If this is the case for you or for your students, find a chair. The chair should be firm, allowing your back to be straight, and your feet should be on the floor or supported on a book or cushion. The chair can be placed on the side or back of the classroom, so it doesn’t block other students’ view of the teacher. From the chair, you can adapt and modify almost all seated postures. When the practice calls for standing postures, you can use the chair to help balance and stabilize yourself.
To begin to adapt your seated practice to a chair, sit down firmly, and begin to lengthen the spinal column. Keep the shoulders neutral, balanced directly over the hips. The abdominal muscles are engaged, and the limbs are relaxed. The top of the head moves upward, and the back of the neck is long. Gently apply your neck lock, or jalandhar bandha.
From here, you can begin to gently move the body. Warm up for your deeper practice with slow rotations of the spine and seated cat-cows. You can open the lungs and shoulders by sweeping the arms up overhead, and gently twist the spine by using the back of the chair as support. Alternately lift the legs, warming up the thighs, knees, and ankles. Fold forward, moving the abdomen toward the tops of the thighs.
Remember that practicing chair yoga does not mean you are glued to the chair. If your legs are stable, come up to stand, and use the back of the chair for support. Having your chair at your side will help remove the fear of falling while balancing and will give you leverage to deepen your stretches. Yoga postures, such as downward facing dog (Kundalini Triangle), can be modified by placing the hands on the back or the seat of the chair and walking the legs back to stretch the spine. Then walk yourself forward toward the back of the chair, and lengthen the spine to arch upwards for a cobra.

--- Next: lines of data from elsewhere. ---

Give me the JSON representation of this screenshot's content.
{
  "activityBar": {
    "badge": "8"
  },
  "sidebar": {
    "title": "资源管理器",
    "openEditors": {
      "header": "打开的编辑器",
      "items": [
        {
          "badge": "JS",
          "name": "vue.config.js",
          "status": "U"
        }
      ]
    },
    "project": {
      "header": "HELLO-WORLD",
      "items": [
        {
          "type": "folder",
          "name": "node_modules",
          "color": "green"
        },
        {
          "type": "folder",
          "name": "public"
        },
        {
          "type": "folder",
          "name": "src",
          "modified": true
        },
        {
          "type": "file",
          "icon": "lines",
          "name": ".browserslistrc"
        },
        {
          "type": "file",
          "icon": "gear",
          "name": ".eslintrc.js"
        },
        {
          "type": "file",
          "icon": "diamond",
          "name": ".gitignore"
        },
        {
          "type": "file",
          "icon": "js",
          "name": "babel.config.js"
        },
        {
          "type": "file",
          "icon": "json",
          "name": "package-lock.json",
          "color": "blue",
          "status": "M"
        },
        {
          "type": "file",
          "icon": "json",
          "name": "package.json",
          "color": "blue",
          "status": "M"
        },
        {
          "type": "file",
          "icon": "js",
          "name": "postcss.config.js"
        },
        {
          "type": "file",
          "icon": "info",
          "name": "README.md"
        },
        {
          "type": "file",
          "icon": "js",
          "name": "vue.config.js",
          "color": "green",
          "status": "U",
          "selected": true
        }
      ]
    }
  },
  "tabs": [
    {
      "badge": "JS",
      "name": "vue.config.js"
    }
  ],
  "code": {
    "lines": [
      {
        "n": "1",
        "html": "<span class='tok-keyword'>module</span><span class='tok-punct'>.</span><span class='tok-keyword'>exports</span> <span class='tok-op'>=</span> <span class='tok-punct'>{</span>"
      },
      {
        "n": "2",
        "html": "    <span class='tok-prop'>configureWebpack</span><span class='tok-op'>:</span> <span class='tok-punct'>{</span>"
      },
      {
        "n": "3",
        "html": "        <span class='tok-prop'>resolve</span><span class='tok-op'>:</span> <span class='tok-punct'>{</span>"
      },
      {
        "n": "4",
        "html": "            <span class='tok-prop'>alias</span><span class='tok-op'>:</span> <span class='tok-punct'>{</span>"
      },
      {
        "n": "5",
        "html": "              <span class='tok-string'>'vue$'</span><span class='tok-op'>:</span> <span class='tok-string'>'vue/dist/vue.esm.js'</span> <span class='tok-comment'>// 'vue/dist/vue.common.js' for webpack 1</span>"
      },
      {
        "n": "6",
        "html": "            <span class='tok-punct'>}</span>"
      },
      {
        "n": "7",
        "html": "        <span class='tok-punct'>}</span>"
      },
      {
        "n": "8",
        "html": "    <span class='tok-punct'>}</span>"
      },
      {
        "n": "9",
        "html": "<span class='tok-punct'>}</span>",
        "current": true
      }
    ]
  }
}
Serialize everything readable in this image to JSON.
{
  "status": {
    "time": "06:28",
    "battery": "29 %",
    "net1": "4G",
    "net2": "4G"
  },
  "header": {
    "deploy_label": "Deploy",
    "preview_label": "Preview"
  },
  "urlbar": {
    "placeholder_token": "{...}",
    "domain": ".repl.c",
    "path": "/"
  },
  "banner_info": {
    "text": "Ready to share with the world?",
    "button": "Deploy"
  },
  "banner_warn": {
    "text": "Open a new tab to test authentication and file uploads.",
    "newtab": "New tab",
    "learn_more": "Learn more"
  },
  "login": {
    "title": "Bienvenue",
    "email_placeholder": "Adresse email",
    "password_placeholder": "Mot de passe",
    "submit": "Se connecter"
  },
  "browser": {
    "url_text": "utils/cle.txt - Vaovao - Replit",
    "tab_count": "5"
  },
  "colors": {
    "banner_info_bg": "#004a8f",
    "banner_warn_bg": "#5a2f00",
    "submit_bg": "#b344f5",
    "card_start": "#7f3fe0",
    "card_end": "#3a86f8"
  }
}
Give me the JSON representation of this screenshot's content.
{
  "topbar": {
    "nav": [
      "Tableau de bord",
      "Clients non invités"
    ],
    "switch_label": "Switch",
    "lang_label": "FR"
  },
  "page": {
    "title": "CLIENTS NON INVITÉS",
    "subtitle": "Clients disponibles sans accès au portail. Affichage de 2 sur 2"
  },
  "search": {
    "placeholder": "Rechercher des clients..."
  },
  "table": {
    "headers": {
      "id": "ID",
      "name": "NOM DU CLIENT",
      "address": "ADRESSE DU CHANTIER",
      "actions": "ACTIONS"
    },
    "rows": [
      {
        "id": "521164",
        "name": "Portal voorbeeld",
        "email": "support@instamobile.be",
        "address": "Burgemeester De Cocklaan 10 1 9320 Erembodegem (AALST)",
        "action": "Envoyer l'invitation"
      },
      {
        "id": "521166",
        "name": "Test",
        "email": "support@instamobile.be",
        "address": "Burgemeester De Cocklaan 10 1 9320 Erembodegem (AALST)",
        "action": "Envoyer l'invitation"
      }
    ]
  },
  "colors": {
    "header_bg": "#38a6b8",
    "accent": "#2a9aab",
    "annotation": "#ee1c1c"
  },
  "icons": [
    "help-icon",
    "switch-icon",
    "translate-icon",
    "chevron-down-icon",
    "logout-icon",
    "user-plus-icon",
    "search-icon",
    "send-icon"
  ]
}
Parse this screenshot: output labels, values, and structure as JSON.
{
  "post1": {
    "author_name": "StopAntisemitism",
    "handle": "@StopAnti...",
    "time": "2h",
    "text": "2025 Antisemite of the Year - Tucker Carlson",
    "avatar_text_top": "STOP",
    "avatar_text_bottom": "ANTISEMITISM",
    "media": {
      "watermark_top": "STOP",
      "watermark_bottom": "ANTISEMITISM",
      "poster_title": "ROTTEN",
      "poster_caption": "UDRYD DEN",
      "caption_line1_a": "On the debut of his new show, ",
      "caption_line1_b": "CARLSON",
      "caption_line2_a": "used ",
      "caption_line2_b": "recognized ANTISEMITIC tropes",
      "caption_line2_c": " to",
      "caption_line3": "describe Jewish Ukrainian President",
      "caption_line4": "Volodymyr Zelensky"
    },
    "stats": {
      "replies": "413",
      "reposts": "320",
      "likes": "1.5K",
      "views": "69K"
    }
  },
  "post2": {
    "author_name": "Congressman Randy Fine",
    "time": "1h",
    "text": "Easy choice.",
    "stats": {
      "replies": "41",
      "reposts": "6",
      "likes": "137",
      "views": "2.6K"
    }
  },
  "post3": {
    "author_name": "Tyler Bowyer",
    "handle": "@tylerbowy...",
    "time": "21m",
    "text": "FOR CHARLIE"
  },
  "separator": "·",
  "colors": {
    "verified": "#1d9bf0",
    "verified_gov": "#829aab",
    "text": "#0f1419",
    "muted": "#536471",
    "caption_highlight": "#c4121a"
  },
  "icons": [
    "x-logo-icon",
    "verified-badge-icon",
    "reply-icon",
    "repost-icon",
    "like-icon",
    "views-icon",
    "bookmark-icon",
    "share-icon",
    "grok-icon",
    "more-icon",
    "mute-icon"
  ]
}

Some poses that are normally done standing may be better handled seated in chair yoga. For example, if you have an injury to the knee, use the seat of your chair to support your front thigh as you come into lunges such as Archer pose or Warrior 2. Squatting postures, such as Kundalini crow pose, may be modified by taking the legs out to the sides of the chair and powerfully pushing the feet into the floor.
There are a number of yoga poses that simply won’t work in a chair. If a kriya calls for stretch pose, sit tall in your chair, engage your abdominal muscles, and begin to visualize yourself doing the posture. Your body will still receive some of the benefits!
Kundalini Yoga also offers many kriyas that are done seated and are perfectly suited for people with limited mobility or flexibility to modify in chairs.
Many yoga students find that meditation is more comfortable while seated in a chair. You might want to try working with a meditation mala, to keep your focus while you meditate, or use essential oils to relax the body and mind as you settle into your chair.
It’s important to remember that the physical aspects of yoga aren’t as important as meditation, mantra, and breath. Physical limitations may challenge you to tap into some creative solutions, and working with a chair offers endless possibilities. In fact, after a short time, you will probably find that your chair is your most valuable yoga prop!